╔══

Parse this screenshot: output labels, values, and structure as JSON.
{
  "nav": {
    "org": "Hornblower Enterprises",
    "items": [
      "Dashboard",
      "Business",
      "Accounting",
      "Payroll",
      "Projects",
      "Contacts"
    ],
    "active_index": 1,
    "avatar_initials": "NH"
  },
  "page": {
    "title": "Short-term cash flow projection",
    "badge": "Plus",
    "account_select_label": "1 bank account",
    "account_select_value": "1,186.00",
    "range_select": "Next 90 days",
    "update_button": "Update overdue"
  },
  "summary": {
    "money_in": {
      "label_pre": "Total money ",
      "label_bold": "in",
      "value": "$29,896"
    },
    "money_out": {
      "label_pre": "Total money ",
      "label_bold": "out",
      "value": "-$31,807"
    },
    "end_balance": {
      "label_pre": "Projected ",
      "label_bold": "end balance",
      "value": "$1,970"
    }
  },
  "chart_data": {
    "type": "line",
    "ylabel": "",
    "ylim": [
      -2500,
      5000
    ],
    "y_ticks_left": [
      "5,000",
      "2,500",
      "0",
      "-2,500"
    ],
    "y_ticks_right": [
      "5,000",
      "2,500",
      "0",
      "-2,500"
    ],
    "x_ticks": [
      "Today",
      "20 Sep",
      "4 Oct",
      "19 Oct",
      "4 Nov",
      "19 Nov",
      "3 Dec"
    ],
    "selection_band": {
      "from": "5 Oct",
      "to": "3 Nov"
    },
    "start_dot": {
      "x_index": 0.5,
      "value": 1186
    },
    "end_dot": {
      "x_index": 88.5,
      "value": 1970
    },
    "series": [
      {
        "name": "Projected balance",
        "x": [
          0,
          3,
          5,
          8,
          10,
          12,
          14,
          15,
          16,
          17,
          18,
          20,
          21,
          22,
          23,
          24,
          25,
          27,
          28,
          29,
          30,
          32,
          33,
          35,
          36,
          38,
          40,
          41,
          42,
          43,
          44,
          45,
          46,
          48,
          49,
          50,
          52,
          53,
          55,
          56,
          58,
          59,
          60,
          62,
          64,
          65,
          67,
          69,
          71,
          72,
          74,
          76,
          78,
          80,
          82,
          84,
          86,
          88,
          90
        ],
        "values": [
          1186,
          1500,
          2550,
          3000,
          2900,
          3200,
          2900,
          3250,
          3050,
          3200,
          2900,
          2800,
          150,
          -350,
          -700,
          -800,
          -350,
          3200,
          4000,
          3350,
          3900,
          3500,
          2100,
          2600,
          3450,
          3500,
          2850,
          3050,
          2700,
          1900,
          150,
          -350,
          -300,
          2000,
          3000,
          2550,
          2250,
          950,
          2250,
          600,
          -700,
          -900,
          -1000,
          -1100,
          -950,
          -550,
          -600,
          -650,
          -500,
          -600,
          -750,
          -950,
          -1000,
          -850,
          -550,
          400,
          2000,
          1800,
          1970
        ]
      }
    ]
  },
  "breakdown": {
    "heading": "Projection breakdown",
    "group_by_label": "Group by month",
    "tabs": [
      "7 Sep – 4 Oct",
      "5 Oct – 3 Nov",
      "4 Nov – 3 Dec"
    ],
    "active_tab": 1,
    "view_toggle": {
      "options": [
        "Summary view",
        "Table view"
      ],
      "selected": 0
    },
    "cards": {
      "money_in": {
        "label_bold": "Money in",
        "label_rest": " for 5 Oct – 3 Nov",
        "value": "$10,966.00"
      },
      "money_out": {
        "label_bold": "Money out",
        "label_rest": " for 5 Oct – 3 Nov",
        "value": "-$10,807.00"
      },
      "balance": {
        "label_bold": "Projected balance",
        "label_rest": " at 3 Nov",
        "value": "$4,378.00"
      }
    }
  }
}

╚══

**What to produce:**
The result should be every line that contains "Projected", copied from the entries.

**Exercise output:**
      "label_pre": "Projected ",
        "name": "Projected balance",
        "label_bold": "Projected balance",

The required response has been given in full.